Today Battleship Texas, as she is now known, is the official – but entirely ceremonial – flagship of the Texas Navy.

However, all those decades spent in the water have taken their toll on the old battle wagon, and in June 2017, a six-by-eight-inch hole about fifteen feet below the waterline opened and caused the ship to list six degrees. The situation was so dire that there were concerns the ship could sink! Fortunately, work has been taken to ensure that the warship won’t be lost to the elements.

This month, The Battleship Texas Foundation, with its partners, the Texas Parks and Wildlife Department and Texas Historical Commission, announced that the Battleship Texas will be departing San Jacinto Battleground State Historic Site for repairs in mid-August. Efforts have been underway since May when crews began to remove about 23,000 cubic yards of mud from the stern around the ship to clear a path for towing.

According to the foundation, repairs will be done at Gulf Copper and Manufacturing Corporations’ Galveston Shipyard.

The exact date is currently pending, but San Jacinto Battleground State Historic Site, parts of Independence Parkway, and the Lynchburg Ferry will be closed to the public while the ship is moved. However, officials have said that the transit should be viewable from the shoreline most of the day.

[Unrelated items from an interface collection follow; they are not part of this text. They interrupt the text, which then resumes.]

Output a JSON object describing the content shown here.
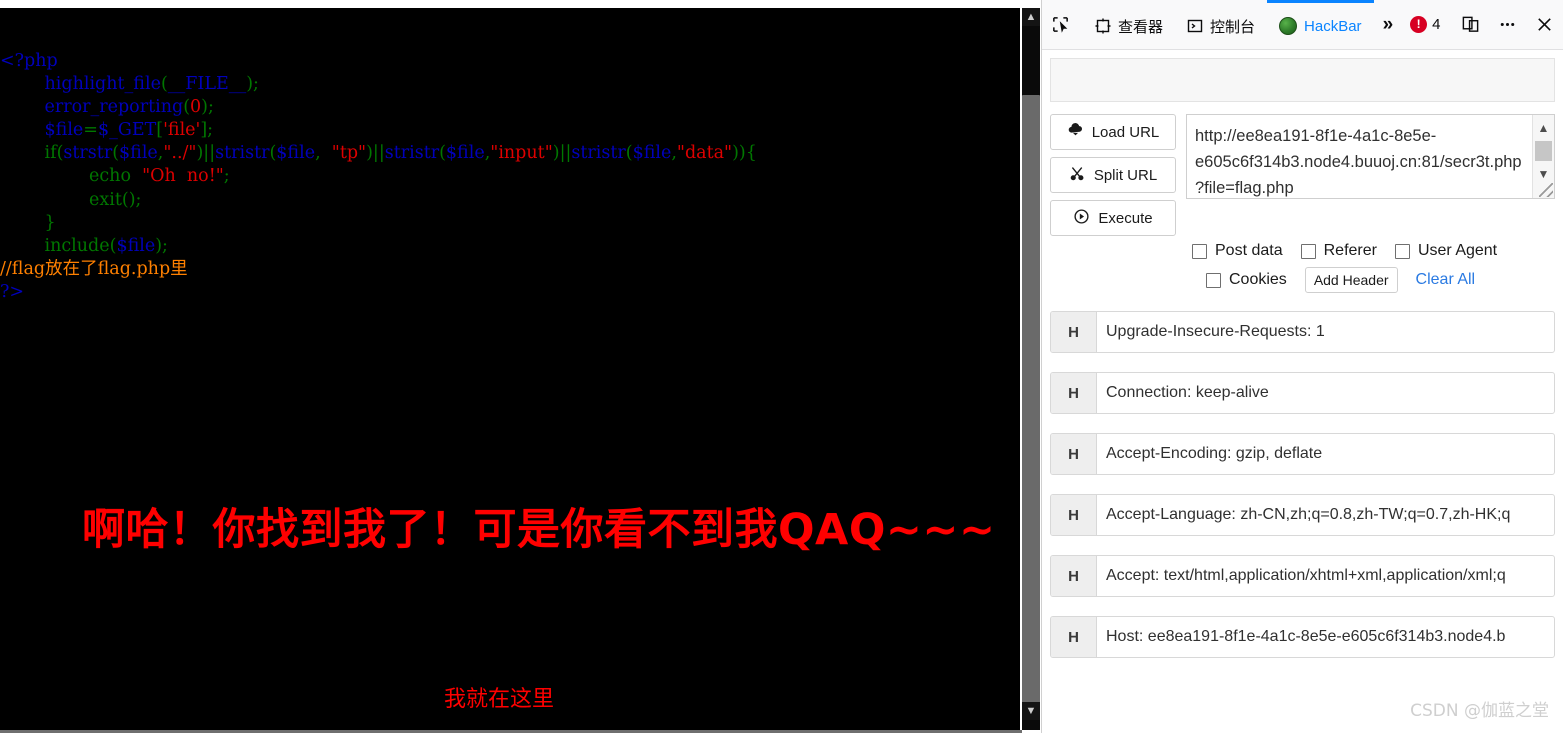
{
  "page": {
    "code_lines": [
      [
        {
          "t": "<?php",
          "c": "k"
        }
      ],
      [
        {
          "t": "        ",
          "c": "k"
        },
        {
          "t": "highlight_file",
          "c": "k"
        },
        {
          "t": "(",
          "c": "f"
        },
        {
          "t": "__FILE__",
          "c": "k"
        },
        {
          "t": ")",
          "c": "f"
        },
        {
          "t": ";",
          "c": "f"
        }
      ],
      [
        {
          "t": "        ",
          "c": "k"
        },
        {
          "t": "error_reporting",
          "c": "k"
        },
        {
          "t": "(",
          "c": "f"
        },
        {
          "t": "0",
          "c": "s"
        },
        {
          "t": ")",
          "c": "f"
        },
        {
          "t": ";",
          "c": "f"
        }
      ],
      [
        {
          "t": "        ",
          "c": "k"
        },
        {
          "t": "$file",
          "c": "k"
        },
        {
          "t": "=",
          "c": "f"
        },
        {
          "t": "$_GET",
          "c": "k"
        },
        {
          "t": "[",
          "c": "f"
        },
        {
          "t": "'file'",
          "c": "s"
        },
        {
          "t": "]",
          "c": "f"
        },
        {
          "t": ";",
          "c": "f"
        }
      ],
      [
        {
          "t": "        ",
          "c": "k"
        },
        {
          "t": "if",
          "c": "f"
        },
        {
          "t": "(",
          "c": "f"
        },
        {
          "t": "strstr",
          "c": "k"
        },
        {
          "t": "(",
          "c": "f"
        },
        {
          "t": "$file",
          "c": "k"
        },
        {
          "t": ",",
          "c": "f"
        },
        {
          "t": "\"../\"",
          "c": "s"
        },
        {
          "t": ")||",
          "c": "f"
        },
        {
          "t": "stristr",
          "c": "k"
        },
        {
          "t": "(",
          "c": "f"
        },
        {
          "t": "$file",
          "c": "k"
        },
        {
          "t": ",  ",
          "c": "f"
        },
        {
          "t": "\"tp\"",
          "c": "s"
        },
        {
          "t": ")||",
          "c": "f"
        },
        {
          "t": "stristr",
          "c": "k"
        },
        {
          "t": "(",
          "c": "f"
        },
        {
          "t": "$file",
          "c": "k"
        },
        {
          "t": ",",
          "c": "f"
        },
        {
          "t": "\"input\"",
          "c": "s"
        },
        {
          "t": ")||",
          "c": "f"
        },
        {
          "t": "stristr",
          "c": "k"
        },
        {
          "t": "(",
          "c": "f"
        },
        {
          "t": "$file",
          "c": "k"
        },
        {
          "t": ",",
          "c": "f"
        },
        {
          "t": "\"data\"",
          "c": "s"
        },
        {
          "t": ")){",
          "c": "f"
        }
      ],
      [
        {
          "t": "                ",
          "c": "k"
        },
        {
          "t": "echo ",
          "c": "f"
        },
        {
          "t": " \"Oh  no!\"",
          "c": "s"
        },
        {
          "t": ";",
          "c": "f"
        }
      ],
      [
        {
          "t": "                ",
          "c": "k"
        },
        {
          "t": "exit",
          "c": "f"
        },
        {
          "t": "()",
          "c": "f"
        },
        {
          "t": ";",
          "c": "f"
        }
      ],
      [
        {
          "t": "        ",
          "c": "k"
        },
        {
          "t": "}",
          "c": "f"
        }
      ],
      [
        {
          "t": "        ",
          "c": "k"
        },
        {
          "t": "include",
          "c": "f"
        },
        {
          "t": "(",
          "c": "f"
        },
        {
          "t": "$file",
          "c": "k"
        },
        {
          "t": ")",
          "c": "f"
        },
        {
          "t": ";",
          "c": "f"
        }
      ],
      [
        {
          "t": "//flag放在了flag.php里",
          "c": "c"
        }
      ],
      [
        {
          "t": "?>",
          "c": "k"
        }
      ]
    ],
    "headline": "啊哈！你找到我了！可是你看不到我QAQ~~~",
    "subline": "我就在这里"
  },
  "devtools": {
    "picker_icon": "element-picker-icon",
    "tabs": [
      {
        "label": "查看器",
        "icon": "inspector-icon",
        "active": false
      },
      {
        "label": "控制台",
        "icon": "console-icon",
        "active": false
      },
      {
        "label": "HackBar",
        "icon": "hackbar-icon",
        "active": true
      }
    ],
    "overflow_label": "»",
    "error_count": "4",
    "error_mark": "!",
    "responsive_icon": "responsive-design-mode-icon",
    "menu_icon": "meatball-menu-icon",
    "close_icon": "close-icon",
    "accent": "#0a84ff",
    "error_color": "#d70022"
  },
  "hackbar": {
    "load_url_label": "Load URL",
    "split_url_label": "Split URL",
    "execute_label": "Execute",
    "url_value": "http://ee8ea191-8f1e-4a1c-8e5e-e605c6f314b3.node4.buuoj.cn:81/secr3t.php?file=flag.php",
    "url_placeholder": "",
    "options": [
      {
        "label": "Post data",
        "checked": false
      },
      {
        "label": "Referer",
        "checked": false
      },
      {
        "label": "User Agent",
        "checked": false
      },
      {
        "label": "Cookies",
        "checked": false
      }
    ],
    "add_header_label": "Add Header",
    "clear_all_label": "Clear All",
    "headers": [
      {
        "tag": "H",
        "value": "Upgrade-Insecure-Requests: 1"
      },
      {
        "tag": "H",
        "value": "Connection: keep-alive"
      },
      {
        "tag": "H",
        "value": "Accept-Encoding: gzip, deflate"
      },
      {
        "tag": "H",
        "value": "Accept-Language: zh-CN,zh;q=0.8,zh-TW;q=0.7,zh-HK;q"
      },
      {
        "tag": "H",
        "value": "Accept: text/html,application/xhtml+xml,application/xml;q"
      },
      {
        "tag": "H",
        "value": "Host: ee8ea191-8f1e-4a1c-8e5e-e605c6f314b3.node4.b"
      }
    ]
  },
  "watermark": "CSDN @伽蓝之堂"
}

After the restorations are completed, it isn’t clear where the ship will be preserved for future generations but it won’t be the San Jacinto Battleground Historic Site. Instead, Galveston has been suggested as the most likely destination, while Corpus Christi has also been suggested. Some veterans have also championed Galveston as it was the original home of the Texas Navy, dating back to when Texas was a republic, while Seawolf Park is located on Galveston’s Pelican Island. The park currently houses the World War II submarine USS Cavalla and one of only three destroyer escorts in the world, the USS Stewart.

A Senior Editor for 1945, Peter Suciu is a Michigan-based writer who has contributed to more than four dozen magazines, newspapers and websites. He regularly writes about military hardware, firearms history, cybersecurity, and international affairs. Peter is also a Contributing Writer for Forbes. You can follow him on Twitter: @PeterSuciu

Written By

Expert Biography: A Senior Editor for 1945, Peter Suciu is a Michigan-based writer who has contributed to more than four dozen magazines, newspapers, and websites with over 3,000 published pieces over a twenty-year career in journalism. He regularly writes about military hardware, firearms history, cybersecurity, and international affairs. Peter is also a Contributing Writer for Forbes. You can follow him on Twitter: @PeterSuciu.